Among the lines below, copy each one in which "heading" appears.

### [Items listed in a dataset]
[Start of section]

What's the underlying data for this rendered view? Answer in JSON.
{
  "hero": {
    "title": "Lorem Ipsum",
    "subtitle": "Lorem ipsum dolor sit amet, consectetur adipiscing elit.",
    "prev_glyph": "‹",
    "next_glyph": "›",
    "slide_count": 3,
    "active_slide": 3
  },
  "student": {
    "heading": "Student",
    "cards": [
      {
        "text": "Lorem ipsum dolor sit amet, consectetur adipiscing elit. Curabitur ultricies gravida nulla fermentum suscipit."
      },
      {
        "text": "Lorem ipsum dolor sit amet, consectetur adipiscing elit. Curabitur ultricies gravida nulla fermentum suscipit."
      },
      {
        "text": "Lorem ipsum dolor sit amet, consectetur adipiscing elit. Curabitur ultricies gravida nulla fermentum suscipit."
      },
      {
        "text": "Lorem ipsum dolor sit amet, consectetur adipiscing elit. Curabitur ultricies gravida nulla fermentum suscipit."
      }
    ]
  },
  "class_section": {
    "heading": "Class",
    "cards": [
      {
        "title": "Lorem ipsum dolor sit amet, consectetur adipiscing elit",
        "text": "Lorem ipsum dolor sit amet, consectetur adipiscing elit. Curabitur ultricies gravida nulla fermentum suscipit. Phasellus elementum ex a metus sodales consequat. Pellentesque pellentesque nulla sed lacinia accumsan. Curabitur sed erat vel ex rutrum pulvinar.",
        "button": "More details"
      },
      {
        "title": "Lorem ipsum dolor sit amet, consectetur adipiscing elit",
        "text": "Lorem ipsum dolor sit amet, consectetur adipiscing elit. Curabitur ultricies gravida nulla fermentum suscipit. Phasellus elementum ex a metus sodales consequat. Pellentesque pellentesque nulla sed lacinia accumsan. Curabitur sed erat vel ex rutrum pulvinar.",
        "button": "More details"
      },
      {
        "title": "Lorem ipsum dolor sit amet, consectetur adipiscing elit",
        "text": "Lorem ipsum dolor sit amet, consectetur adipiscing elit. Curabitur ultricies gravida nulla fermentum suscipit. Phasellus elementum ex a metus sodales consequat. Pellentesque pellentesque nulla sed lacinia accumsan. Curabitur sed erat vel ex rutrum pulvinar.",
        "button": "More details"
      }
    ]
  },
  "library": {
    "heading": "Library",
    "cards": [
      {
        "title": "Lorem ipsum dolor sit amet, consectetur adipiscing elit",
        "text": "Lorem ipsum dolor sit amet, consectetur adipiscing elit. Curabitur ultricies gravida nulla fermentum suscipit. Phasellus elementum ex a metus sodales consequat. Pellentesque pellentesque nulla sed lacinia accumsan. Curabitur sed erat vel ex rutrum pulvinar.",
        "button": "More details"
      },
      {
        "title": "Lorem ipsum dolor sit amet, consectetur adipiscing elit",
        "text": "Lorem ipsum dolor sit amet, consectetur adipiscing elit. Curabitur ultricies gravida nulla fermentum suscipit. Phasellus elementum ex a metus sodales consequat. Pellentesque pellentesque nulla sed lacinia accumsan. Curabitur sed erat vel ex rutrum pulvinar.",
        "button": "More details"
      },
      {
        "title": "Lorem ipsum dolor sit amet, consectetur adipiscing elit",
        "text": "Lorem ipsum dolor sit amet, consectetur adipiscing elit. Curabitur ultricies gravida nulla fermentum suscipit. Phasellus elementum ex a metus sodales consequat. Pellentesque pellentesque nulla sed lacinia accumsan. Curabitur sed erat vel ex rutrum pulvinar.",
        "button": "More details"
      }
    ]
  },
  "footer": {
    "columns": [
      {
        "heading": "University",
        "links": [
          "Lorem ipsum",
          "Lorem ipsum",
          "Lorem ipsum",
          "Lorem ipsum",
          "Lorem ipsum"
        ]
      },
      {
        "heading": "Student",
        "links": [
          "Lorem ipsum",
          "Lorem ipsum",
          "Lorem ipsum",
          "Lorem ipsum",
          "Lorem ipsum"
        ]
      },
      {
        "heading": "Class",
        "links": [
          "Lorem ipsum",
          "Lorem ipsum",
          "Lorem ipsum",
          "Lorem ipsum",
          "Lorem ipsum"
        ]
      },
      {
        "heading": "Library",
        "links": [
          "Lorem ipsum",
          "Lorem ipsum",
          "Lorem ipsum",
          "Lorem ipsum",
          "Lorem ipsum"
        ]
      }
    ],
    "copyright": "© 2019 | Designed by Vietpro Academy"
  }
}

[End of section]

### [TASK ANSWER]
    "heading": "Student",
    "heading": "Class",
    "heading": "Library",
        "heading": "University",
        "heading": "Student",
        "heading": "Class",
        "heading": "Library",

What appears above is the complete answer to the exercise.